Even more important, I think, was Francis’s experience with Bishop Guido of Assisi. They tell us Guido was a passionate, greedy man in many ways, prone to fits of anger. Francis could easily have judged him and condemned him in his heart. He certainly would have been suspicious of any help he might receive for his new gospel venture from the bishop. Yet, with faith he turned to Guido as a minister of God’s Church, and found that God used that bishop to help him discover his vocation. When Francis’s father left him naked in the piazza, it was Guido who covered him with his mantle and helped him on his way. Francis found support from this ‘worldly’ bishop and turned to him for advice. Francis, too, had a good effect on Guido. This experience probably helped Francis grow in his faith in Christ’s promise to be with his Church always, despite the failings of some of its members.
Lent may be a good time for us to ask God’s grace to listen even to those who annoy us, those who hurt us, even those who persecute us. Whatever their intentions, God may use them as instruments. And, who knows: God may want to use us as instruments in their lives.
Peace and All Good!

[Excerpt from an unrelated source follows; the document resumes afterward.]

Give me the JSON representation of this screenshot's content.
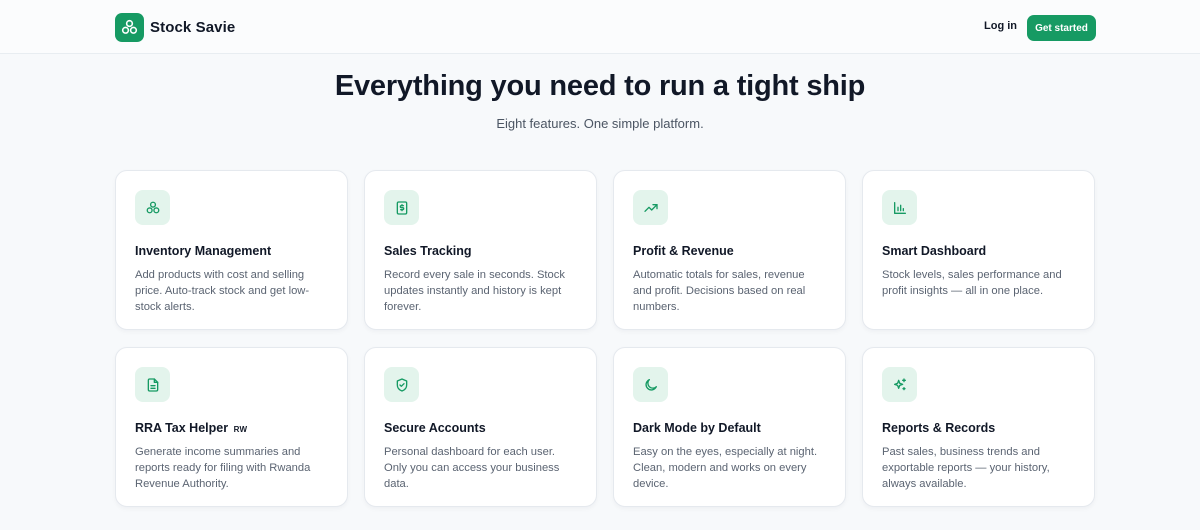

Sunday, March 04, 2007

Transfiguration and Conversion

Peace! This second Sunday of Lent always brings us the story of the Transfiguration, because witnessing that event was part of the road to the Apostles’ conversion, and ours. God calls us to open our eyes, or more precisely, let the Spirit open them for us, so that we can see more of ‘what’s there.’ We all have limited vision: limited by our upbringing, our experiences, our character, our expectations. We can only see part of the truth, and need to be shown there is more. And to accept it.
Peter was expressing the temptation to not accept that vision. We often take his saying, “Let us build three booths,” as a sign that he wanted to hold on to the experience, didn’t want to leave. But I think another part of it was that he didn’t want the experience to end, because it meant he would have to look at the world differently, he would have to change once they climbed down from that mountain. And that frightened him. God’s call to see more is always frightening. Think of the ‘terrifying darkness’ that enveloped Abram as he heard God offer him the covenant. To see the world differently is frightening, because of what it does to our lives: turns them upside down.
Francis with the leper had this experience: his expectations we turned upside down. He had always seen lepers as the sign of God’s absence from the world. The fact that society rejected them meant that they were no concern of him. But in him embrace he suddenly saw them differently. They WERE a concern of his, and a sign not of God’s absence but his sweet presence. No wonder after his embrace, Francis tells us he still “lingered in the world” a little while. It’s not easy to get your bearing when God turns everything upside down.
But it’s worth it. Once the disciples were enveloped by that frightening cloud, they heard the voice. ‘This is my beloved Son. Listen to Him.” What better reason to listen to Jesus each day, to let him constantly shake us up with words like “Love your enemies.” And how good and great it is of God to be so patient, and let us come back again and again, since we forget the lesson so easily.
St. Francis, pray for us. Sts. Peter, James and John, ask God to grant us vision and hearts that are willing to see.
(P.S. Thank you for your prayers. My exams went well. God bless!